### ACTIVITY
Please retype the listing below without a single change.

### PROVIDED RECORDS
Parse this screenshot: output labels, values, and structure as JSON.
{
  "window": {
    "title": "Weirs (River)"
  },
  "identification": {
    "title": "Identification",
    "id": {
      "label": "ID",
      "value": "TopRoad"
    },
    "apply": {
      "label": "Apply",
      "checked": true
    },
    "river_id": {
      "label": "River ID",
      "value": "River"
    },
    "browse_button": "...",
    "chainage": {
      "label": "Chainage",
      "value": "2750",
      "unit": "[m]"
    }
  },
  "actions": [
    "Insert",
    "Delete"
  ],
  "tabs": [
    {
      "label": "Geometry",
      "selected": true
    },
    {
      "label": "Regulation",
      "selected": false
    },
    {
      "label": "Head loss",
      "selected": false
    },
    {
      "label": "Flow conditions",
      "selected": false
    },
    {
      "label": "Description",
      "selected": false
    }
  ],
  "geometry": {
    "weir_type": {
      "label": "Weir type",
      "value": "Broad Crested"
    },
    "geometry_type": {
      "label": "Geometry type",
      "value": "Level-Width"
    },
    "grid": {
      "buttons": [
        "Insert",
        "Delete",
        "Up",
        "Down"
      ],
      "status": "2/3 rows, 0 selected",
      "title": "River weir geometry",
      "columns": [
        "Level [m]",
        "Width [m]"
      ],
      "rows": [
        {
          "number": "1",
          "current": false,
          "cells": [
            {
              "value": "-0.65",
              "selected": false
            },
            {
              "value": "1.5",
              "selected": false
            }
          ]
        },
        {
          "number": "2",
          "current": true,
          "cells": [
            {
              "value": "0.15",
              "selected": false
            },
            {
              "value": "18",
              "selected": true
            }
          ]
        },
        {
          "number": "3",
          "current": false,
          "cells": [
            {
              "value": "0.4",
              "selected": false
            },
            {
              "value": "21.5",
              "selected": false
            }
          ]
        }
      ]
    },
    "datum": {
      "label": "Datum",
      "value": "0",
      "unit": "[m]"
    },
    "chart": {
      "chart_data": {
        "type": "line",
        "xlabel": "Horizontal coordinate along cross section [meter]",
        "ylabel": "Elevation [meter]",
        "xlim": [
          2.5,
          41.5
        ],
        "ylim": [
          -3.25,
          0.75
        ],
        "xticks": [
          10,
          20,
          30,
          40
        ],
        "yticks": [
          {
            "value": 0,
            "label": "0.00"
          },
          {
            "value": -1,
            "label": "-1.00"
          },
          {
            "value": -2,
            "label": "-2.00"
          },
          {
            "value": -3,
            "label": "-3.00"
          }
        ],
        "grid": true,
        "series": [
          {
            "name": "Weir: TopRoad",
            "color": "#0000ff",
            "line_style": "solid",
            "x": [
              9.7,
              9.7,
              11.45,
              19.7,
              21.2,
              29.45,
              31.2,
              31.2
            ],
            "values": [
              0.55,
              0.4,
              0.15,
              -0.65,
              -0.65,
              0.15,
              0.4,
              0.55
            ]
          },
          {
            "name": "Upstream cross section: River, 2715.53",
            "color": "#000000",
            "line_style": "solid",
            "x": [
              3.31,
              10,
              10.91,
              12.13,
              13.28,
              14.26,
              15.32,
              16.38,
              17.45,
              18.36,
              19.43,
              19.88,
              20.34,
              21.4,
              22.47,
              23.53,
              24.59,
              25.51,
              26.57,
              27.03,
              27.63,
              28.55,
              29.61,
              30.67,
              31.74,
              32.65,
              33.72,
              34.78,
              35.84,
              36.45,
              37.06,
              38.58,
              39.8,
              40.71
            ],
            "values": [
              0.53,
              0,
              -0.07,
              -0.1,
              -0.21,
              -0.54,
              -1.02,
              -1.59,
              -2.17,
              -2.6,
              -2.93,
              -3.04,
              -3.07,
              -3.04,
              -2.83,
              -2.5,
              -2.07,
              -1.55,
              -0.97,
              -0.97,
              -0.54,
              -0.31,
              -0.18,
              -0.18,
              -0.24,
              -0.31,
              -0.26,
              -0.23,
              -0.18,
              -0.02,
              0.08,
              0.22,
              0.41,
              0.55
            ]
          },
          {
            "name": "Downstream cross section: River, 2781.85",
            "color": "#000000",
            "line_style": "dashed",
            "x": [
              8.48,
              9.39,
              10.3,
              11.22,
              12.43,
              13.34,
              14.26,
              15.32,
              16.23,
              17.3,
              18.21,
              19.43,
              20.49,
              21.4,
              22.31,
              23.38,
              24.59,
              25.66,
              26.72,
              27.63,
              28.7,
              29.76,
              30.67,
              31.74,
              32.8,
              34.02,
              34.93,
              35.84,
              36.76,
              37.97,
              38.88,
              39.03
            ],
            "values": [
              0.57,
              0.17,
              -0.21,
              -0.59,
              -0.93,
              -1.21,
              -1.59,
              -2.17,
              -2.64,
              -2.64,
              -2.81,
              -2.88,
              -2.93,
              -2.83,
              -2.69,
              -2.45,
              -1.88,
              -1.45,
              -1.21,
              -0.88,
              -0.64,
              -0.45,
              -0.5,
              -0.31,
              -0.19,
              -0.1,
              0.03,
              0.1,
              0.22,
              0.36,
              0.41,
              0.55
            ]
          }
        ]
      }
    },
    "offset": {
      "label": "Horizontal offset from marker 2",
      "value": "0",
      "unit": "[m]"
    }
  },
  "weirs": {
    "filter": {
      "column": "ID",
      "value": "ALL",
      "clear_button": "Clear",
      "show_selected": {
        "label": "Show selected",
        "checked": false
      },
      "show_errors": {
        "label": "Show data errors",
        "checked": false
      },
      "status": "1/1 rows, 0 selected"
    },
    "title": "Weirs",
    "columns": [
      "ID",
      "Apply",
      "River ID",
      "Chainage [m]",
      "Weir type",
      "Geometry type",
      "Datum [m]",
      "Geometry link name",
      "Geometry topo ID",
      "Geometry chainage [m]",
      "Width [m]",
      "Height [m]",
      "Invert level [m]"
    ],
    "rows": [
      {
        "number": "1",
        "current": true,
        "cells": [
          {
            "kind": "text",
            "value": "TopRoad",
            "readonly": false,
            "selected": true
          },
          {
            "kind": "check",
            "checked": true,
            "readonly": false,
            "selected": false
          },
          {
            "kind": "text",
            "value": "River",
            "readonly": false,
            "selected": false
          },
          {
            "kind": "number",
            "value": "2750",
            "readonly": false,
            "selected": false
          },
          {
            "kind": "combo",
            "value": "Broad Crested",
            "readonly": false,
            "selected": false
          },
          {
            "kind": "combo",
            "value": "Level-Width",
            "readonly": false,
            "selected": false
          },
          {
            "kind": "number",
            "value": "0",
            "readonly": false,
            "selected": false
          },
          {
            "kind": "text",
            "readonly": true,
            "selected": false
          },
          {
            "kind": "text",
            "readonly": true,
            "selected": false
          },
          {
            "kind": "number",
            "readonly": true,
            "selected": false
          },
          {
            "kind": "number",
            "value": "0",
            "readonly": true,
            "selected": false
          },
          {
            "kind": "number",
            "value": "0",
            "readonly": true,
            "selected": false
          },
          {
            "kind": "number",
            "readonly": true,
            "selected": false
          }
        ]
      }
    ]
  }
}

### RESULT FOR THIS TASK
Parse this screenshot: output labels, values, and structure as JSON.
{
  "window": {
    "title": "Weirs (River)"
  },
  "identification": {
    "title": "Identification",
    "id": {
      "label": "ID",
      "value": "TopRoad"
    },
    "apply": {
      "label": "Apply",
      "checked": true
    },
    "river_id": {
      "label": "River ID",
      "value": "River"
    },
    "browse_button": "...",
    "chainage": {
      "label": "Chainage",
      "value": "2750",
      "unit": "[m]"
    }
  },
  "actions": [
    "Insert",
    "Delete"
  ],
  "tabs": [
    {
      "label": "Geometry",
      "selected": true
    },
    {
      "label": "Regulation",
      "selected": false
    },
    {
      "label": "Head loss",
      "selected": false
    },
    {
      "label": "Flow conditions",
      "selected": false
    },
    {
      "label": "Description",
      "selected": false
    }
  ],
  "geometry": {
    "weir_type": {
      "label": "Weir type",
      "value": "Broad Crested"
    },
    "geometry_type": {
      "label": "Geometry type",
      "value": "Level-Width"
    },
    "grid": {
      "buttons": [
        "Insert",
        "Delete",
        "Up",
        "Down"
      ],
      "status": "2/3 rows, 0 selected",
      "title": "River weir geometry",
      "columns": [
        "Level [m]",
        "Width [m]"
      ],
      "rows": [
        {
          "number": "1",
          "current": false,
          "cells": [
            {
              "value": "-0.65",
              "selected": false
            },
            {
              "value": "1.5",
              "selected": false
            }
          ]
        },
        {
          "number": "2",
          "current": true,
          "cells": [
            {
              "value": "0.15",
              "selected": false
            },
            {
              "value": "18",
              "selected": true
            }
          ]
        },
        {
          "number": "3",
          "current": false,
          "cells": [
            {
              "value": "0.4",
              "selected": false
            },
            {
              "value": "21.5",
              "selected": false
            }
          ]
        }
      ]
    },
    "datum": {
      "label": "Datum",
      "value": "0",
      "unit": "[m]"
    },
    "chart": {
      "chart_data": {
        "type": "line",
        "xlabel": "Horizontal coordinate along cross section [meter]",
        "ylabel": "Elevation [meter]",
        "xlim": [
          2.5,
          41.5
        ],
        "ylim": [
          -3.25,
          0.75
        ],
        "xticks": [
          10,
          20,
          30,
          40
        ],
        "yticks": [
          {
            "value": 0,
            "label": "0.00"
          },
          {
            "value": -1,
            "label": "-1.00"
          },
          {
            "value": -2,
            "label": "-2.00"
          },
          {
            "value": -3,
            "label": "-3.00"
          }
        ],
        "grid": true,
        "series": [
          {
            "name": "Weir: TopRoad",
            "color": "#0000ff",
            "line_style": "solid",
            "x": [
              9.7,
              9.7,
              11.45,
              19.7,
              21.2,
              29.45,
              31.2,
              31.2
            ],
            "values": [
              0.55,
              0.4,
              0.15,
              -0.65,
              -0.65,
              0.15,
              0.4,
              0.55
            ]
          },
          {
            "name": "Upstream cross section: River, 2715.53",
            "color": "#000000",
            "line_style": "solid",
            "x": [
              3.31,
              10,
              10.91,
              12.13,
              13.28,
              14.26,
              15.32,
              16.38,
              17.45,
              18.36,
              19.43,
              19.88,
              20.34,
              21.4,
              22.47,
              23.53,
              24.59,
              25.51,
              26.57,
              27.03,
              27.63,
              28.55,
              29.61,
              30.67,
              31.74,
              32.65,
              33.72,
              34.78,
              35.84,
              36.45,
              37.06,
              38.58,
              39.8,
              40.71
            ],
            "values": [
              0.53,
              0,
              -0.07,
              -0.1,
              -0.21,
              -0.54,
              -1.02,
              -1.59,
              -2.17,
              -2.6,
              -2.93,
              -3.04,
              -3.07,
              -3.04,
              -2.83,
              -2.5,
              -2.07,
              -1.55,
              -0.97,
              -0.97,
              -0.54,
              -0.31,
              -0.18,
              -0.18,
              -0.24,
              -0.31,
              -0.26,
              -0.23,
              -0.18,
              -0.02,
              0.08,
              0.22,
              0.41,
              0.55
            ]
          },
          {
            "name": "Downstream cross section: River, 2781.85",
            "color": "#000000",
            "line_style": "dashed",
            "x": [
              8.48,
              9.39,
              10.3,
              11.22,
              12.43,
              13.34,
              14.26,
              15.32,
              16.23,
              17.3,
              18.21,
              19.43,
              20.49,
              21.4,
              22.31,
              23.38,
              24.59,
              25.66,
              26.72,
              27.63,
              28.7,
              29.76,
              30.67,
              31.74,
              32.8,
              34.02,
              34.93,
              35.84,
              36.76,
              37.97,
              38.88,
              39.03
            ],
            "values": [
              0.57,
              0.17,
              -0.21,
              -0.59,
              -0.93,
              -1.21,
              -1.59,
              -2.17,
              -2.64,
              -2.64,
              -2.81,
              -2.88,
              -2.93,
              -2.83,
              -2.69,
              -2.45,
              -1.88,
              -1.45,
              -1.21,
              -0.88,
              -0.64,
              -0.45,
              -0.5,
              -0.31,
              -0.19,
              -0.1,
              0.03,
              0.1,
              0.22,
              0.36,
              0.41,
              0.55
            ]
          }
        ]
      }
    },
    "offset": {
      "label": "Horizontal offset from marker 2",
      "value": "0",
      "unit": "[m]"
    }
  },
  "weirs": {
    "filter": {
      "column": "ID",
      "value": "ALL",
      "clear_button": "Clear",
      "show_selected": {
        "label": "Show selected",
        "checked": false
      },
      "show_errors": {
        "label": "Show data errors",
        "checked": false
      },
      "status": "1/1 rows, 0 selected"
    },
    "title": "Weirs",
    "columns": [
      "ID",
      "Apply",
      "River ID",
      "Chainage [m]",
      "Weir type",
      "Geometry type",
      "Datum [m]",
      "Geometry link name",
      "Geometry topo ID",
      "Geometry chainage [m]",
      "Width [m]",
      "Height [m]",
      "Invert level [m]"
    ],
    "rows": [
      {
        "number": "1",
        "current": true,
        "cells": [
          {
            "kind": "text",
            "value": "TopRoad",
            "readonly": false,
            "selected": true
          },
          {
            "kind": "check",
            "checked": true,
            "readonly": false,
            "selected": false
          },
          {
            "kind": "text",
            "value": "River",
            "readonly": false,
            "selected": false
          },
          {
            "kind": "number",
            "value": "2750",
            "readonly": false,
            "selected": false
          },
          {
            "kind": "combo",
            "value": "Broad Crested",
            "readonly": false,
            "selected": false
          },
          {
            "kind": "combo",
            "value": "Level-Width",
            "readonly": false,
            "selected": false
          },
          {
            "kind": "number",
            "value": "0",
            "readonly": false,
            "selected": false
          },
          {
            "kind": "text",
            "readonly": true,
            "selected": false
          },
          {
            "kind": "text",
            "readonly": true,
            "selected": false
          },
          {
            "kind": "number",
            "readonly": true,
            "selected": false
          },
          {
            "kind": "number",
            "value": "0",
            "readonly": true,
            "selected": false
          },
          {
            "kind": "number",
            "value": "0",
            "readonly": true,
            "selected": false
          },
          {
            "kind": "number",
            "readonly": true,
            "selected": false
          }
        ]
      }
    ]
  }
}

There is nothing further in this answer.